We’ve been following the issue of Kaba Simplex keyless pushbutton locks lawsuits involving a lock commonly used to secure sensitive government buildings that can be easily unlocked with a $30 magnet. According to Cleveland.com, the lock has also been used on a number of homes owned by Orthodox Jews nationwide.
The Kaba Simplex keyless locks retail for at least $300 and are used by countless businesses, apartment buildings, hotels, motels, college dorms, and public bathrooms. A PIN number chosen by the lock’s owner is used, rather than a key, magnetic card, or other means. Kaba Ilco claims this system is more secure than other access controls and that the locks are ideal for locations with regular personnel turnover, like data processing centers, employee entrances, research labs, apartment complexes, and dorms. But, lawsuits against Kaba Ilco claim this technology is not anywhere near as secure as represented by their marketing materials.
Plaintiffs in a number of Kaba Simplex Keyless locks lawsuits claim the PIN code technology employed by the locks can be easily overridden with nothing more than a rare-earth magnet. By placing a magnet small enough to fit in the palm of one’s hand on the front of a Kaba keyless lock, an intruder access the premises in seconds. The Kaba Simplex keyless pushbutton locks lawsuits contend that the defective locks must be replaced.
According to a recent Forbes Magazine report, the Simplex locks were designed using a critical component called the combination chamber that has been discovered to be sensitive to a strong magnetic field. Kaba reported that it only learned of this security vulnerability in August 2010 and further claims that rare-earth magnets were not “commercially feasible” when the locks were designed, constituting a state-of-the-art attack for which it should not be liable. As the Forbes article pointed out, many lock manufacturers and security experts have been aware of the availability of strong magnets capable of opening some locking mechanisms. Despite this widespread awareness, Kaba continued to use this design for years in their locks
Meanwhile, Kaba Simplex Locks lawsuits have been consolidated in multidistrict litigation (MDL 2220) and transferred to U.S. District Court, Northern District of Ohio and.
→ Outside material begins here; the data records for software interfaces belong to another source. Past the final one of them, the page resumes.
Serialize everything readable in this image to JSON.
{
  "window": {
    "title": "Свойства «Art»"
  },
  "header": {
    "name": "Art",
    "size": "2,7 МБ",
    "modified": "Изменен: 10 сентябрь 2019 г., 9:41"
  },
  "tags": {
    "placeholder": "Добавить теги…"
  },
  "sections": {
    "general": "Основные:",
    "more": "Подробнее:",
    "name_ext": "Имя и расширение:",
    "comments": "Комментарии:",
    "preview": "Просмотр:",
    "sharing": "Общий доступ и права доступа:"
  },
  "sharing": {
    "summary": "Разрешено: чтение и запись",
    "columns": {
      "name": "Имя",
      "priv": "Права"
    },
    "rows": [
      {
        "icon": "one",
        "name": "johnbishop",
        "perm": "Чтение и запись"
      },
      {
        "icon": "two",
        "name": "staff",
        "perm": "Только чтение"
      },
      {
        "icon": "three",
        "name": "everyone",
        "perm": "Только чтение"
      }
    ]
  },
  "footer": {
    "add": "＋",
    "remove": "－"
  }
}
Eight Kaba Simplex locks lawsuits have been filed in four federal jurisdictions: New Jersey (1), Eastern District of New York (1), Southern District of New York (1), and Northern District of Ohio (5).
The plaintiffs created a video showing that the defective locks are broadly used in places such as buildings, retail stores, and even some U.S. Customs and Border Patrol locations, New York City jails, throughout the Cleveland Hopkins Airport, and the Cleveland federal courthouse, to name just some, said Cleveland.com.
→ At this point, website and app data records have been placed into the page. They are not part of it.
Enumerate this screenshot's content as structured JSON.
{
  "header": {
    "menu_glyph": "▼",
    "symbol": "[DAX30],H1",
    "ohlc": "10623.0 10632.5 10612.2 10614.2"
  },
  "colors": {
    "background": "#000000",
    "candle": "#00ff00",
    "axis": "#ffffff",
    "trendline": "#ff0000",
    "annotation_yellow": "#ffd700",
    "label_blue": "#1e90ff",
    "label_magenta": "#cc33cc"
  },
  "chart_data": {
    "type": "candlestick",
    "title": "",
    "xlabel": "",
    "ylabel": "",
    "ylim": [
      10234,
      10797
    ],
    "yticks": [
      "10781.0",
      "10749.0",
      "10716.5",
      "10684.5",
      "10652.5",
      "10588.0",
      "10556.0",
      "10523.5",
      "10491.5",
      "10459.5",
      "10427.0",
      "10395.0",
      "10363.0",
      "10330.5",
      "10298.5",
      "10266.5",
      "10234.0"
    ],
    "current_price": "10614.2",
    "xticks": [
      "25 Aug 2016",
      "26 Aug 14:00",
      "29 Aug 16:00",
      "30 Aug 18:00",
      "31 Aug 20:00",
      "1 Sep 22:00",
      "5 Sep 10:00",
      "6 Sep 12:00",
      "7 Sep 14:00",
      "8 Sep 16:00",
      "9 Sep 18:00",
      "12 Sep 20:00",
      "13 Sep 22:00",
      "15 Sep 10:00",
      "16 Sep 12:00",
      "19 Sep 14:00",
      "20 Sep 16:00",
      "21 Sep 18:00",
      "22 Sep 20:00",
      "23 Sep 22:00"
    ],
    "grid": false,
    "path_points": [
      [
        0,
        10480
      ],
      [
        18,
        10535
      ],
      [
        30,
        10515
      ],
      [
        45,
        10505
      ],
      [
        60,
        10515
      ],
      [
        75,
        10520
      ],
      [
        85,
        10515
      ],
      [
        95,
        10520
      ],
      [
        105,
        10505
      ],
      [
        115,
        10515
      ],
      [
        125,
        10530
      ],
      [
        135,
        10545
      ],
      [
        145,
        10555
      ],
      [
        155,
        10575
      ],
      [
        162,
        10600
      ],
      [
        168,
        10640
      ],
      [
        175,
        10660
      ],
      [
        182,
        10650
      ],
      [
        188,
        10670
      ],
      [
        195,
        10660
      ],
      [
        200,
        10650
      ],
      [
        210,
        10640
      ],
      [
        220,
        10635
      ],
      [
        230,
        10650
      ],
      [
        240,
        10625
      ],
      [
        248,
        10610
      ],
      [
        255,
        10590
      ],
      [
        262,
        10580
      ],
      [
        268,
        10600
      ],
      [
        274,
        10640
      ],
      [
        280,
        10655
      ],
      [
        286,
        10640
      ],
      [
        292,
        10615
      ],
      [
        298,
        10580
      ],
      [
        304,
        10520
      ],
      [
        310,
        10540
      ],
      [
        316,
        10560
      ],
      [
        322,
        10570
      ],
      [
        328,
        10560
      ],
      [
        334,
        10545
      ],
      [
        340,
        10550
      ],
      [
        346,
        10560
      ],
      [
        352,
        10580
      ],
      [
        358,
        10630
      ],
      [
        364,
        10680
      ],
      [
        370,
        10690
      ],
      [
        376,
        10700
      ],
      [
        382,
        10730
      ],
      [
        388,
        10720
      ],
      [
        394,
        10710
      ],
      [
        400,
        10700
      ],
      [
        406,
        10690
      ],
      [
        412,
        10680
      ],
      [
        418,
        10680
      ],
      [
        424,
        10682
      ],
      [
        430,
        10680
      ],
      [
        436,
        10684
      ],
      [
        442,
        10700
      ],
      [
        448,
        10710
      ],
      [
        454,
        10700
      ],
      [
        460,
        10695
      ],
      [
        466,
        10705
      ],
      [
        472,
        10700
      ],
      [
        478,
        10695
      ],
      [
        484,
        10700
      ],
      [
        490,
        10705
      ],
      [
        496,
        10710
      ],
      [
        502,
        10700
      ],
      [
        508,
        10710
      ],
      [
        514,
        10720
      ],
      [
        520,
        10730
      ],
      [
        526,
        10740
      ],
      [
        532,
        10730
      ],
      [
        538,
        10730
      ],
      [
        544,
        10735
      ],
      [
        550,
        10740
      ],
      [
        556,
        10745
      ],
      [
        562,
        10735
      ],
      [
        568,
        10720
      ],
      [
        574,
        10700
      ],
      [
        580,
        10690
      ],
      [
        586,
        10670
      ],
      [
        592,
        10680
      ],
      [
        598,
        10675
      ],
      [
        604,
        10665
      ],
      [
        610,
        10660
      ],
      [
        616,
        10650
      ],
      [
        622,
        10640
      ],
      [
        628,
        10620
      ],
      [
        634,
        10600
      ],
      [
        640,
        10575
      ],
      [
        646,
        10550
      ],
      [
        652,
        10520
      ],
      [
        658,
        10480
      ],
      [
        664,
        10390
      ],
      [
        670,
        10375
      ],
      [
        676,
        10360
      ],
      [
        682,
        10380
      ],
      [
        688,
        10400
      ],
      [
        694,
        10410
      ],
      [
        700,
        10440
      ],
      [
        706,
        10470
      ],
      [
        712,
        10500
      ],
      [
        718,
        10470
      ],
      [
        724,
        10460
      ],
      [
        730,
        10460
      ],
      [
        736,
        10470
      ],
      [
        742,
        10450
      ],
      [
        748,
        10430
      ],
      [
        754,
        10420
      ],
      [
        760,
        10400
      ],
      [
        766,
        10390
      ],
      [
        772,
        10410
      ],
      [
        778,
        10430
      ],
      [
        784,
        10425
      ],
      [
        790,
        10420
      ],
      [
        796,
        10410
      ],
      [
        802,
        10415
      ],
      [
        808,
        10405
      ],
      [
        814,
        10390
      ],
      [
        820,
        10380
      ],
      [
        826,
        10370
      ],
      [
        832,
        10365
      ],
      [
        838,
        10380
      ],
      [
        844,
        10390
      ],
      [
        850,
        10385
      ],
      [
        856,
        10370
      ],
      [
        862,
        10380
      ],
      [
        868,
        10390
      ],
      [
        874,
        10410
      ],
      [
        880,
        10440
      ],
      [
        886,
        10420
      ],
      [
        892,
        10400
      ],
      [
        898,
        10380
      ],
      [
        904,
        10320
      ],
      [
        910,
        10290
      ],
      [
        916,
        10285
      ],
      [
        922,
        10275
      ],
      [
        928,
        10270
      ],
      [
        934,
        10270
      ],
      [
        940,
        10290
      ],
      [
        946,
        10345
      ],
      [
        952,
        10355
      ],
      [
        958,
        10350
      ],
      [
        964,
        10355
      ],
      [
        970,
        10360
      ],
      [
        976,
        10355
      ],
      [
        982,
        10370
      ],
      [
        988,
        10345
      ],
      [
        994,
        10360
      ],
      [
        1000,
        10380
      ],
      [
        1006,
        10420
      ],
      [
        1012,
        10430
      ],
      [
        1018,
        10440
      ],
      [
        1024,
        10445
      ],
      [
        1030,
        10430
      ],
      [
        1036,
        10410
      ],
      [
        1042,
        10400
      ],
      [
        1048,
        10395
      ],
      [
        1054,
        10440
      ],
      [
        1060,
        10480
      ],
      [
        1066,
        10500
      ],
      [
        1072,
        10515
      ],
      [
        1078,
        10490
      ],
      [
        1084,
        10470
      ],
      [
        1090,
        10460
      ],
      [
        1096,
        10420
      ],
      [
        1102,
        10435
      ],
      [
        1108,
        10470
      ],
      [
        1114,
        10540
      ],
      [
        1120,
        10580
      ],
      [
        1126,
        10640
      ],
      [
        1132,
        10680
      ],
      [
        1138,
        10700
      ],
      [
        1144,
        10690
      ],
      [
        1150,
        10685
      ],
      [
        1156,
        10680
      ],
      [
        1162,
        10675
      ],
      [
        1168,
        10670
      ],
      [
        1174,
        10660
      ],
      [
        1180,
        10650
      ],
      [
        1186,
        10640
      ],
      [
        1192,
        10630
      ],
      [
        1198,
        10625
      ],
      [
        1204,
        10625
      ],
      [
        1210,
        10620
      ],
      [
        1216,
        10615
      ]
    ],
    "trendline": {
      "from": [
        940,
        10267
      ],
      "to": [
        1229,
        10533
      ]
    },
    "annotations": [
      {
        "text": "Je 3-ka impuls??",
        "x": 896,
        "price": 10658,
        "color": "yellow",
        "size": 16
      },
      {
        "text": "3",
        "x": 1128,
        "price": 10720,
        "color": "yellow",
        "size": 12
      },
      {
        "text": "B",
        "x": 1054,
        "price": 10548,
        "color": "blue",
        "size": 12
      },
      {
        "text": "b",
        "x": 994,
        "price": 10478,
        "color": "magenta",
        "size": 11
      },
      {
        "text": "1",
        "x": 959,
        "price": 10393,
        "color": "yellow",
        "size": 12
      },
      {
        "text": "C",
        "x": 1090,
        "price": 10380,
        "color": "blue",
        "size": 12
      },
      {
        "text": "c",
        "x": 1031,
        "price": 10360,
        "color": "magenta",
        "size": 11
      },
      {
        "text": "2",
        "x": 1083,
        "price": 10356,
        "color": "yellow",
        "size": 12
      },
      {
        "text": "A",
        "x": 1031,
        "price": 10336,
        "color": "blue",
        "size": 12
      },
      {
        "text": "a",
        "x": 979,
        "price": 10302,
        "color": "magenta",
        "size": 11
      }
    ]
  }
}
Some lead plaintiffs in the Kaba Simplex lock litigation are Orthodox Jews who use the keyless locks on their homes so that they can remain in compliance with Jewish Sabbath restrictions that prevent followers from carrying anything, even keys, during the Sabbath which takes place from sundown Friday to Saturday evening, pointed out Cleveland.com. “I mean this is a really popular solution for Orthodox Jews,” said Yeshai Michael Kutoff, a Talmudic, quoted Cleveland.com. “It’s a little unsettling,” Kutoff said, “that a big company” is peddling a lock that’s not really worth much.”
Kaba acknowledged in a court filing that an upgrade had been developed in September to resolve the issue and is now in use; however, plaintiff attorneys argue that this does not protect those millions of “vulnerable” locks in use, said Cleveland.com.